Another view of the Pearl as we departed. The days are long enough that the ships can come in shifts.

 

Easily one of my favorite pictures ever. Don't you just wish you were here? The glass says "Ah! So this is what they mean by sealegs."

 

Mountains peeking around mountains.


Chilling on the sunny balcony.

 

Travis doing the same.

 

The water on the inside passage is very smooth. The only disturbance seemed to be us.

 

Lovely scenery.

 

Leaving civilization behind once more.


The ship created these "fizzies" as I called them.

 

I highly recommend a balcony room if (when) you go. The scenery is always changing.

 

Caught enjoying the view.

 

Caught enjoying some refreshments.

 

Snowy mountains.


Our neighbors thought these were whales, but I'm pretty sure this was just a group of birds.

 

We got these keychains as souvenirs for some friends.

 

 

 

Our ship was nearing the Tracy Arm Fjord, so we all emptied out onto the decks to get a good look at some of nature's finest.

 

 


 

 

A cute little place to park your boat.

 

An iceberg. We know what this means. We're getting near a calving glacier.

 

Tracy Arm Fjord is about 30 miles long and quite narrow. It was carved by glaciers. Here, we passed another cruise ship on their way out.

 

A bird covered iceberg.


These lines through the trees are all flowing waterfalls, created by melting snow and ice.

 

 

 

 

 

 

 

This iceberg had a hole in it.


I see you in there, waterfall.

 

 

 

This place is magnificent, isn't it?

 

 

 

Oppotunistic wildlife. We learned later from other passengers that one of the icebergs we passed had a harbor seal chillin' on it.


 

 

One gnarled up chunk of ice.

 

 

 

I have no idea how these shapes are formed. Each one is different, that's for sure.

 

Every time I thought we had reached the end, we would round a bend and more beauty would come in to sight.

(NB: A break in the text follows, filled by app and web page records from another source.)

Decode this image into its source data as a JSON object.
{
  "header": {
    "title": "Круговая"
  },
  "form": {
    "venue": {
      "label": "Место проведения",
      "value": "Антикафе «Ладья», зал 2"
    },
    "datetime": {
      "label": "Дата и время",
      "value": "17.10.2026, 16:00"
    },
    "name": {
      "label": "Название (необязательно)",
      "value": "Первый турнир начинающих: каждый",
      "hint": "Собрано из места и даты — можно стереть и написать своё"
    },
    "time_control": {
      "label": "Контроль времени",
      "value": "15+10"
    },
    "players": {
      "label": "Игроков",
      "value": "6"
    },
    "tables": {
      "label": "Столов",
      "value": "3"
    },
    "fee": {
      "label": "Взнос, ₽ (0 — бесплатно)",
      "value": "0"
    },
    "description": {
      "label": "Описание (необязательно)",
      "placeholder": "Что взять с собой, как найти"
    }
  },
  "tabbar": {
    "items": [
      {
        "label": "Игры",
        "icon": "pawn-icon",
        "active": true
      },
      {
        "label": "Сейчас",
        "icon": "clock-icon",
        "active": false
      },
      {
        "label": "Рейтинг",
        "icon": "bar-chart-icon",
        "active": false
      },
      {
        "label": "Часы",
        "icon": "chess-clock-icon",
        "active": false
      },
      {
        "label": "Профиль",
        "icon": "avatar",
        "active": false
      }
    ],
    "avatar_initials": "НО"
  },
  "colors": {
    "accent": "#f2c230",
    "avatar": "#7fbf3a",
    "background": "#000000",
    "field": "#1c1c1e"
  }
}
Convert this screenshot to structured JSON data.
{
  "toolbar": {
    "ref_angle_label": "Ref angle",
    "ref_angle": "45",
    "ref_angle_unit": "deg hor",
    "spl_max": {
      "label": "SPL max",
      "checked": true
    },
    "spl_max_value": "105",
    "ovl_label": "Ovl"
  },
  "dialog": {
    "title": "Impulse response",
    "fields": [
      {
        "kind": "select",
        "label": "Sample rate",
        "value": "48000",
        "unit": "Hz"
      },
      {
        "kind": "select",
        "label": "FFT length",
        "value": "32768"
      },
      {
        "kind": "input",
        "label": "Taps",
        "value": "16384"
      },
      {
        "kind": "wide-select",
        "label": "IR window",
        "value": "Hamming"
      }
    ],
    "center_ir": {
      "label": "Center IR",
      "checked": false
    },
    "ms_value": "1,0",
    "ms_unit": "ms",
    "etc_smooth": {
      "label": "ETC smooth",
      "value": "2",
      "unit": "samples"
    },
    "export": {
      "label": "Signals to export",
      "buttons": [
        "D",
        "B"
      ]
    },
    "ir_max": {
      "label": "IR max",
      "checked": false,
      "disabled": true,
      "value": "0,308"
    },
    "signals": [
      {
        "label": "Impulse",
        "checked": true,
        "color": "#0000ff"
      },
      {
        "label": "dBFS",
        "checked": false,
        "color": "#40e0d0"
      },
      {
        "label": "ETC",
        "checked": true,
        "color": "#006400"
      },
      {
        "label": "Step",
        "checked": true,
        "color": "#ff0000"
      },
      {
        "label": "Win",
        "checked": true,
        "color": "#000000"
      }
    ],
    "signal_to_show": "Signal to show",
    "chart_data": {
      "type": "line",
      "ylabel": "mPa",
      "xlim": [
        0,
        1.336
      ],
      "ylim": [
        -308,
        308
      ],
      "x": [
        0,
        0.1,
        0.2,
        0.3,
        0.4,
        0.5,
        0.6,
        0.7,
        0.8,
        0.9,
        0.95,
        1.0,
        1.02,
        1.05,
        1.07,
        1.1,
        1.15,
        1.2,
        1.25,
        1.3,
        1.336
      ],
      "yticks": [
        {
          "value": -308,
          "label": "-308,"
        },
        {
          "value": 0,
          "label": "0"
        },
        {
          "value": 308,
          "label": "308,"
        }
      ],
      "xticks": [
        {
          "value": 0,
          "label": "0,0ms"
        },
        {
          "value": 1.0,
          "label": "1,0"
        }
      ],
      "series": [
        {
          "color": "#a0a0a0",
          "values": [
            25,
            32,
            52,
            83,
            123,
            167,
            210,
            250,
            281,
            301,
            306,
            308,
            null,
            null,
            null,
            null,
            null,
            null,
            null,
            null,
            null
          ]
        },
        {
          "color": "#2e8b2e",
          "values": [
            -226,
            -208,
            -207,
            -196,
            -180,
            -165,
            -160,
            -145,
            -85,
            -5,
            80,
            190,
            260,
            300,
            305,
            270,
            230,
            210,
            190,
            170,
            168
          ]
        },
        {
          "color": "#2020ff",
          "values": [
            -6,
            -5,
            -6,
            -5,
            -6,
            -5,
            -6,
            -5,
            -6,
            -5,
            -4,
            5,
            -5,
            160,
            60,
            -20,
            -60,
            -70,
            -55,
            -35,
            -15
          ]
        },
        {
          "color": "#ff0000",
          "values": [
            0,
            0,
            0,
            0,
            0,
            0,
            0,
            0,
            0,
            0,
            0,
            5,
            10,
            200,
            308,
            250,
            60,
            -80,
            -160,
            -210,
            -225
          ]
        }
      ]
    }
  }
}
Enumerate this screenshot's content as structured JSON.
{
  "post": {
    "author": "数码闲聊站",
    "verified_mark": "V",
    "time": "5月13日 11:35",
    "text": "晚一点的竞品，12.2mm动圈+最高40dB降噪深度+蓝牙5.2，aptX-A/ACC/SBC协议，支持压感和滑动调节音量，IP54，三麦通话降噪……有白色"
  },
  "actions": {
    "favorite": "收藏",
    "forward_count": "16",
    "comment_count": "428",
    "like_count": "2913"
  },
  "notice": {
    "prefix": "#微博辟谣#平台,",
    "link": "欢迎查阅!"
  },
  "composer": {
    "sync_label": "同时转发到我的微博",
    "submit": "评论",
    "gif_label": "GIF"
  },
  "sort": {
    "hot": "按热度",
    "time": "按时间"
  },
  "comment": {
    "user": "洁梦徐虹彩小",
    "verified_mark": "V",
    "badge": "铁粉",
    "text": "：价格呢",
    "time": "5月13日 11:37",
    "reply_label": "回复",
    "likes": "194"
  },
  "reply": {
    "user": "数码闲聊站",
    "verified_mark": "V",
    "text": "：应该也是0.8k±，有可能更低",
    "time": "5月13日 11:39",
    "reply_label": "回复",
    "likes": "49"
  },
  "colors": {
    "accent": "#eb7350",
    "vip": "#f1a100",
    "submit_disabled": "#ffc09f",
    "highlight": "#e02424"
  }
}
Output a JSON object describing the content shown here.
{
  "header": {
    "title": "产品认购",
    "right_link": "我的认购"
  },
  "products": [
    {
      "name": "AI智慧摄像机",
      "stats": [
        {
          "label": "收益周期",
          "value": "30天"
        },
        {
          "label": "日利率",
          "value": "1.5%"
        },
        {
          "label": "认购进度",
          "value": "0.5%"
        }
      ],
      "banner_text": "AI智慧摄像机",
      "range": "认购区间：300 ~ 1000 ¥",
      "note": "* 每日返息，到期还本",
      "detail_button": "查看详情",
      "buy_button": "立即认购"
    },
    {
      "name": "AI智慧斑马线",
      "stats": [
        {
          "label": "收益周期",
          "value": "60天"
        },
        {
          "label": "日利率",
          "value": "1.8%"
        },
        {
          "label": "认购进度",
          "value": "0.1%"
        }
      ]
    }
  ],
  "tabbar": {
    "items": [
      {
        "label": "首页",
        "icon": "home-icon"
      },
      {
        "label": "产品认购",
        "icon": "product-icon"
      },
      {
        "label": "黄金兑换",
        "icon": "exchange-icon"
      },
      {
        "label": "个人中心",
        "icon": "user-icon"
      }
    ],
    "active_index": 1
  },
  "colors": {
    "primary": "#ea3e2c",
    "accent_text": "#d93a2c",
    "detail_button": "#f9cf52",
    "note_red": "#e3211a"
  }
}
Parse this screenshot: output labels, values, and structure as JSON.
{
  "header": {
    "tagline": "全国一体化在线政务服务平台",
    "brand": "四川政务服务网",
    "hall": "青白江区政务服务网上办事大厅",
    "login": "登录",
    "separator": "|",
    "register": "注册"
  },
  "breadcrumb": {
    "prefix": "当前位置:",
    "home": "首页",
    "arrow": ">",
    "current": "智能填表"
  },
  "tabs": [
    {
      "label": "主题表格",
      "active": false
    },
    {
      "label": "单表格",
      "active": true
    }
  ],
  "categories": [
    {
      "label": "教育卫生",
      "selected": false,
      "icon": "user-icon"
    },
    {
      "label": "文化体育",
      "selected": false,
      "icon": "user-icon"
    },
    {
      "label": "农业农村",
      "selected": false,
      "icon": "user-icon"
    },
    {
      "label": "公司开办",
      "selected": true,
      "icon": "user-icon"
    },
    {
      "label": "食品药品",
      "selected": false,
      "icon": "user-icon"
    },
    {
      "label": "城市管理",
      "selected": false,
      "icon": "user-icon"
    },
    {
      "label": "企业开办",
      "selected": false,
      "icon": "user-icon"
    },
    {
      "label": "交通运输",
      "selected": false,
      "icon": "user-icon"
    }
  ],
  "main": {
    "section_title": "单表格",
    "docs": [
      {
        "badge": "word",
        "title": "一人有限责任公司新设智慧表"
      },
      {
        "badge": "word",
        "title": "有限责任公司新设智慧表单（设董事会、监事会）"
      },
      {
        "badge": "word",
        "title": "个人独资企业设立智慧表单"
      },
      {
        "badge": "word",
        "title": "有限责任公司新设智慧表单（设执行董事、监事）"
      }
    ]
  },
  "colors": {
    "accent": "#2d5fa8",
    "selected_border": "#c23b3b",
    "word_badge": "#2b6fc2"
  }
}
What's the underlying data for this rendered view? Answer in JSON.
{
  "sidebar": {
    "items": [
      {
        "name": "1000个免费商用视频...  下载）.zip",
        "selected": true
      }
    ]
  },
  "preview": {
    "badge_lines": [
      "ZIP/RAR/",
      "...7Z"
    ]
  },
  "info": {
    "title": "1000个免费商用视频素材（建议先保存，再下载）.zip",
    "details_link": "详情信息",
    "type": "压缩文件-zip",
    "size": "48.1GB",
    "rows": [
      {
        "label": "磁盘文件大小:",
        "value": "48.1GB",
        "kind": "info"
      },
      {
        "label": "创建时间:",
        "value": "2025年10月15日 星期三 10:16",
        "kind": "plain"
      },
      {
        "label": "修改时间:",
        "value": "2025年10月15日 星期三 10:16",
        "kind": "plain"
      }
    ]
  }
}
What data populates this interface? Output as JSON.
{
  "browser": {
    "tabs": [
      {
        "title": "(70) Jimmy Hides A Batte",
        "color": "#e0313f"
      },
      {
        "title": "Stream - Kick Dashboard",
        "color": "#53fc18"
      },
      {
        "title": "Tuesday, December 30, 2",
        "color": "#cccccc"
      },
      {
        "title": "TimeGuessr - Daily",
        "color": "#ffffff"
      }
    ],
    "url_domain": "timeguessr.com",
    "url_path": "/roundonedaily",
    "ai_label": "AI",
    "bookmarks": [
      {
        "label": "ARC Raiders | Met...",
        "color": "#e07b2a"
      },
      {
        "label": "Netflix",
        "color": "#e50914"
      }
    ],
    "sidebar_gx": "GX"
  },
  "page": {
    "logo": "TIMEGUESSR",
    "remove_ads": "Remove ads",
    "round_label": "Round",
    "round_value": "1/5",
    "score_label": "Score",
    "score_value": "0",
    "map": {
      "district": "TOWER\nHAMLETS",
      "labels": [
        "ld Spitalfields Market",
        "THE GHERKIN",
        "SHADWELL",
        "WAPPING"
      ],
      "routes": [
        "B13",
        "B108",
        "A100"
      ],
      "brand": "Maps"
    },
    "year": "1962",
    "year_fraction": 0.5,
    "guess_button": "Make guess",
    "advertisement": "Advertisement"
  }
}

We glided in very slowly, as the pilot must be very careful. Here you can see that ship we passed isn't so far away after all.

 

 

 

 

 

 

 

 


At times, the rock wall seemed very close.

 

A neat little dome.

 

The water is actually flowing just below that patch of ice there.

 

Very nice.

 

 


 

 

How cute! An ice dragon!

 

 

 

 

 

The view from the rear of the ship.


Water flowing beneath the ice again. Somehow, it was holding on.

 

 

 

I liked this valley. Very pretty.

 

 

 

Another wild bald eagle sighting.


Same picture, zoomed in.

 

Another shot from the back of the ship.

 

If you ever need to feel small, this is the place.

 

Another battered chunk of ice.

 

Looking forward.


Christmas trees!

 

This waterfall had a rainbow in it. See it?

 

I took another picture a little closer.

 

The reason we carefully navigated the Tracy Arm Fjord, Sawyer Glacier.

 

 


It spills directly into the sea.

 

During the winter, this ice sheet extends, the retracts during the summer.

 

This was another deceptively large (but small looking) waterfall.

 

Later in the summer, you can get even closer.

 

The pilot pulled our ship right up to the edge of the ice.


Wait, what is that on the ice sheet?

 

Harbor seals!

 

This one came out to see us off as we were leaving.

 

As we turned to go, the water we kicked up was this emerald green.

 
 

Wow, that was beautiful. I just kept thinking throughout this entire vacation that it can't get better than what we just saw. But then every time, it did. Each corner we turned here revealed more beauty and majesty. As we turned to leave Sawyer Glacier behind, Travis and I sought out dinner and a little rest.